▶ [Requirement] Could you copy out all of the entries exactly?

Website and app data records:
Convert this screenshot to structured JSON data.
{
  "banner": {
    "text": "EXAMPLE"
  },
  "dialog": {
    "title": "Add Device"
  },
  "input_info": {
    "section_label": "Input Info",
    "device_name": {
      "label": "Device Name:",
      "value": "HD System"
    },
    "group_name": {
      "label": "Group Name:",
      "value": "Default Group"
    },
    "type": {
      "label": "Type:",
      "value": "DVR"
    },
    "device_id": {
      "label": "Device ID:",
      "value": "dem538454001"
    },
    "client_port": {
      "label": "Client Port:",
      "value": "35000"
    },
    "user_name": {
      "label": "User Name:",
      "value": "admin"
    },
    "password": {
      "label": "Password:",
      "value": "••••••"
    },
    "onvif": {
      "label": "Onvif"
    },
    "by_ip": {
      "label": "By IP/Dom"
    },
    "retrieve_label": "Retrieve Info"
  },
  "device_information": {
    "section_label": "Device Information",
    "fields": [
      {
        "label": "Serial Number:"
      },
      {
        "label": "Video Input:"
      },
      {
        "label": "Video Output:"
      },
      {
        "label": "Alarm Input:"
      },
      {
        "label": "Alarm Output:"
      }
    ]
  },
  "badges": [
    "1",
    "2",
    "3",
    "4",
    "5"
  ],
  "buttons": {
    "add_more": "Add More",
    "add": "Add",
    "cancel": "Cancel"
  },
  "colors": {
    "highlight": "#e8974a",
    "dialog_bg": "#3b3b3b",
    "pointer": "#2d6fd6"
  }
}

▶ [Solution to this exercise]
Convert this screenshot to structured JSON data.
{
  "banner": {
    "text": "EXAMPLE"
  },
  "dialog": {
    "title": "Add Device"
  },
  "input_info": {
    "section_label": "Input Info",
    "device_name": {
      "label": "Device Name:",
      "value": "HD System"
    },
    "group_name": {
      "label": "Group Name:",
      "value": "Default Group"
    },
    "type": {
      "label": "Type:",
      "value": "DVR"
    },
    "device_id": {
      "label": "Device ID:",
      "value": "dem538454001"
    },
    "client_port": {
      "label": "Client Port:",
      "value": "35000"
    },
    "user_name": {
      "label": "User Name:",
      "value": "admin"
    },
    "password": {
      "label": "Password:",
      "value": "••••••"
    },
    "onvif": {
      "label": "Onvif"
    },
    "by_ip": {
      "label": "By IP/Dom"
    },
    "retrieve_label": "Retrieve Info"
  },
  "device_information": {
    "section_label": "Device Information",
    "fields": [
      {
        "label": "Serial Number:"
      },
      {
        "label": "Video Input:"
      },
      {
        "label": "Video Output:"
      },
      {
        "label": "Alarm Input:"
      },
      {
        "label": "Alarm Output:"
      }
    ]
  },
  "badges": [
    "1",
    "2",
    "3",
    "4",
    "5"
  ],
  "buttons": {
    "add_more": "Add More",
    "add": "Add",
    "cancel": "Cancel"
  },
  "colors": {
    "highlight": "#e8974a",
    "dialog_bg": "#3b3b3b",
    "pointer": "#2d6fd6"
  }
}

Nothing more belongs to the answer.